[WORK INSTRUCTIONS] Scan the records for "icon". Report each line that includes it.

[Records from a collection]
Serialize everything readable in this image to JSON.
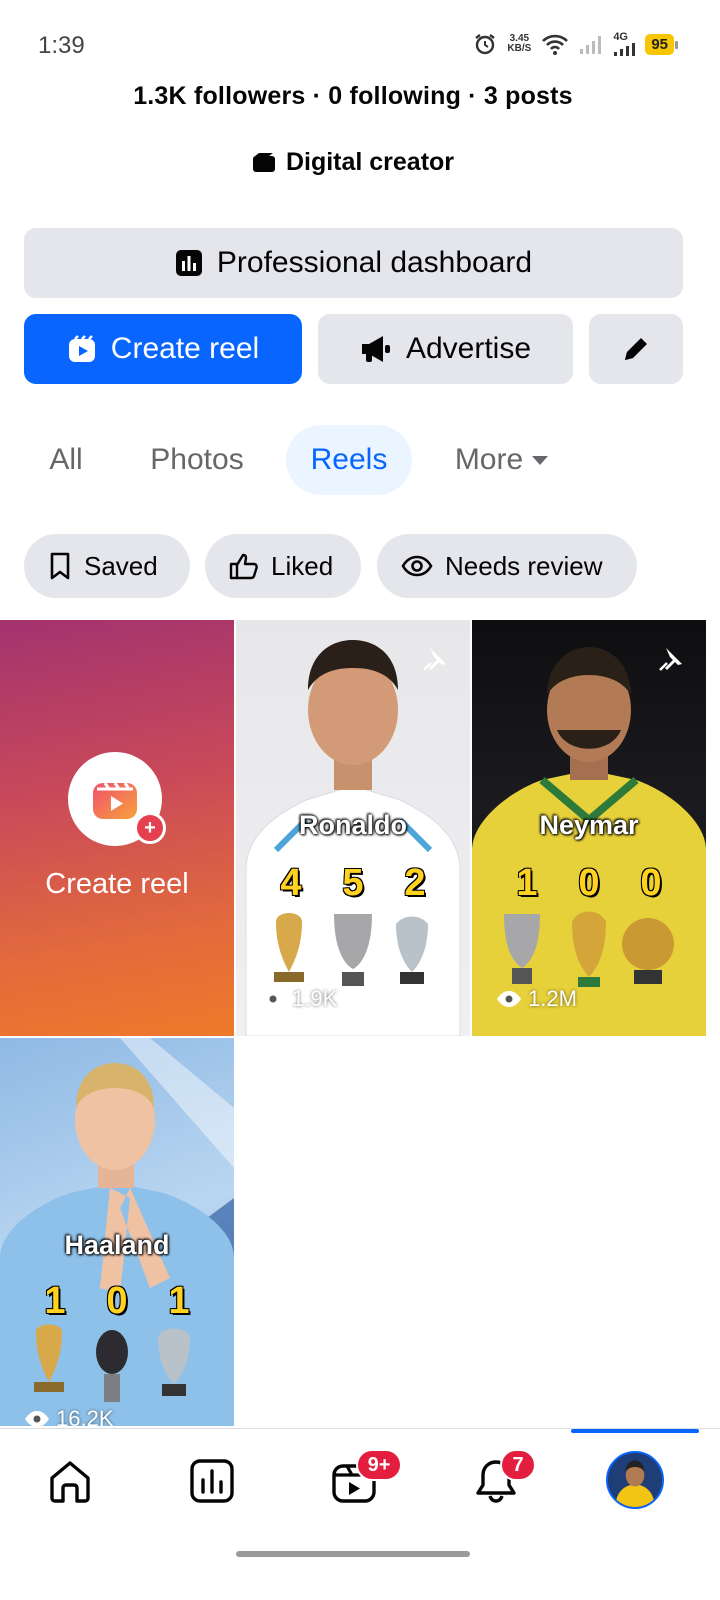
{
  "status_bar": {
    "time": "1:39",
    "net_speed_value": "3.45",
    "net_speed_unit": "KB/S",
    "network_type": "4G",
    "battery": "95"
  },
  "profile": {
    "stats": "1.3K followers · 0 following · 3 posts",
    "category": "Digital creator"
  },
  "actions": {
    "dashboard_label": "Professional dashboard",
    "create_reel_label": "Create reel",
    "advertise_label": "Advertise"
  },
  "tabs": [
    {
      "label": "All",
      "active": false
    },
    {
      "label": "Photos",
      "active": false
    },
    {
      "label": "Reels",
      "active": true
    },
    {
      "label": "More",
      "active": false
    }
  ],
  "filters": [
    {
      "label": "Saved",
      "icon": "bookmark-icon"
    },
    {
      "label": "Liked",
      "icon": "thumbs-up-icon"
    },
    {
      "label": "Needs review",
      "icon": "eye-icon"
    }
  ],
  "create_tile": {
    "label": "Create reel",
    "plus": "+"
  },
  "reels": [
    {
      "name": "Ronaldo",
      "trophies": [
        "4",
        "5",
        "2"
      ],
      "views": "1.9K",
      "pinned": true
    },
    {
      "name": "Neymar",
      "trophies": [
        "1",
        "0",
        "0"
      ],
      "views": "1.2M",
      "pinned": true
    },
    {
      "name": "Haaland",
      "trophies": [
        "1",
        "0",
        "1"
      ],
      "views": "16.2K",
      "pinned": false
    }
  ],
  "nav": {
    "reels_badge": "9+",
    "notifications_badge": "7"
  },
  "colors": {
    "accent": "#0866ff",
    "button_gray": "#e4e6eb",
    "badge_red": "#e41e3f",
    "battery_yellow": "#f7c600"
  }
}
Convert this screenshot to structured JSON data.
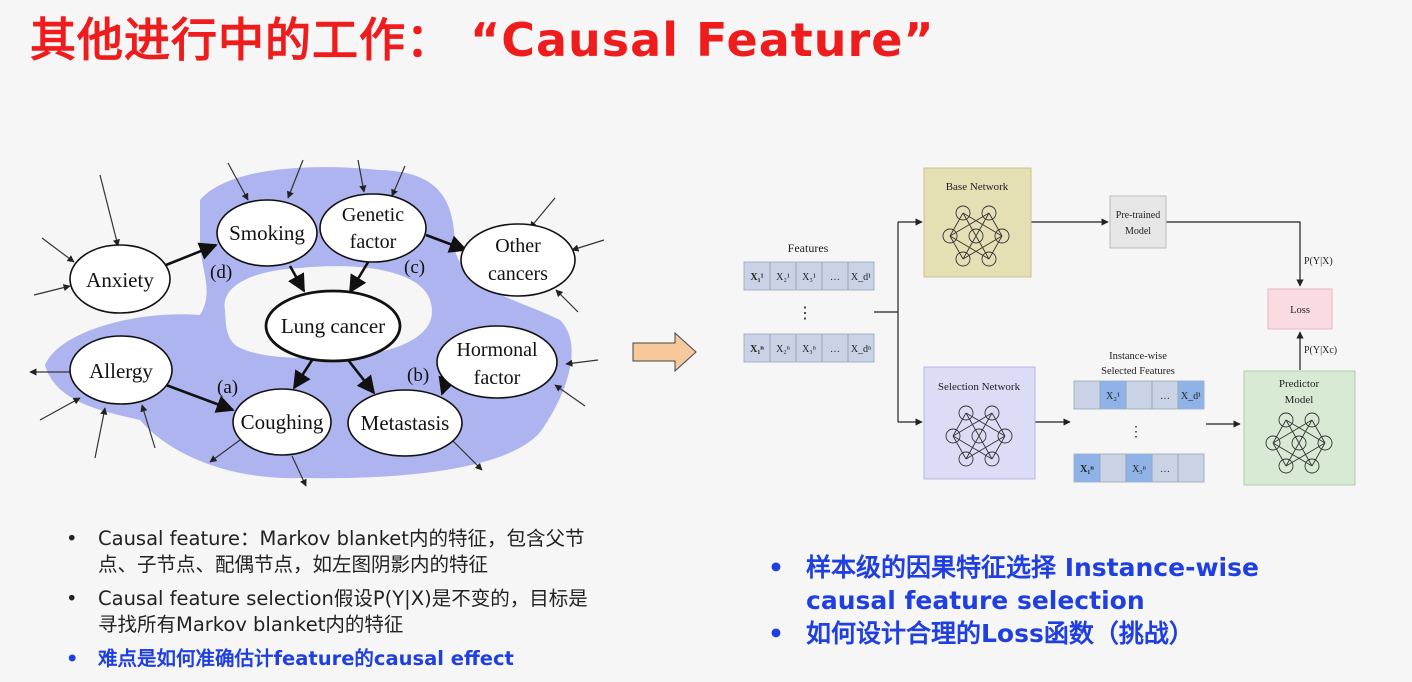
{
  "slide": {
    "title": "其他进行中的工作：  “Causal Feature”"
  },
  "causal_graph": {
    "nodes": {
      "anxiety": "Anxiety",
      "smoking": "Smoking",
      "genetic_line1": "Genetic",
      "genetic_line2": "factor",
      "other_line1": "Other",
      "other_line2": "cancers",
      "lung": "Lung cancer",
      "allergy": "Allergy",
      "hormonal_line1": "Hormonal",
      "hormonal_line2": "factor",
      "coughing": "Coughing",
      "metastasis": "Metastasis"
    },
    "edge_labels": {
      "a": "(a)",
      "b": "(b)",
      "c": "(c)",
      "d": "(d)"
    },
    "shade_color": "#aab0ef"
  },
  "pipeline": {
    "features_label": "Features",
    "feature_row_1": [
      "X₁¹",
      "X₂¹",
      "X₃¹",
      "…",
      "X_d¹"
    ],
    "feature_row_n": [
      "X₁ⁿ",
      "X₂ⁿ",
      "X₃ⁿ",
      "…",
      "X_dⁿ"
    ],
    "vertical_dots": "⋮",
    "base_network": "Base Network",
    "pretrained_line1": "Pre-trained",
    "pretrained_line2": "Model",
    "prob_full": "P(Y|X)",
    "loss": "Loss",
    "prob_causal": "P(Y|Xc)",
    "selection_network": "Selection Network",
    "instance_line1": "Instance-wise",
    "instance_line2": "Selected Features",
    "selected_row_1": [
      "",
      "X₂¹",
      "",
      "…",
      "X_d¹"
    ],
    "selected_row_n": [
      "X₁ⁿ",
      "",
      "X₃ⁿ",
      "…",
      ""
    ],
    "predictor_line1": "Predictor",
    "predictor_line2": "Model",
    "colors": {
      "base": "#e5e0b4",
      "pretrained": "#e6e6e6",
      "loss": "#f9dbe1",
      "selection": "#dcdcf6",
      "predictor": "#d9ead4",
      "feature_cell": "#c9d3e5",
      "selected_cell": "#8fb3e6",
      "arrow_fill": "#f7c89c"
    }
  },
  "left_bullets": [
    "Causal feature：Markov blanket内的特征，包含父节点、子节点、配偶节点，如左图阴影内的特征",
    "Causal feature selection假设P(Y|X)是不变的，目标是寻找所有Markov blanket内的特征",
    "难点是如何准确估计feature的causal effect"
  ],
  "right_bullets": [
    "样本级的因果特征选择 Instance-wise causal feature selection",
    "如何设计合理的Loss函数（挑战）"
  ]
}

[WRITTEN SOLUTION]
      "icon": "bookmark-icon"
      "icon": "thumbs-up-icon"
      "icon": "eye-icon"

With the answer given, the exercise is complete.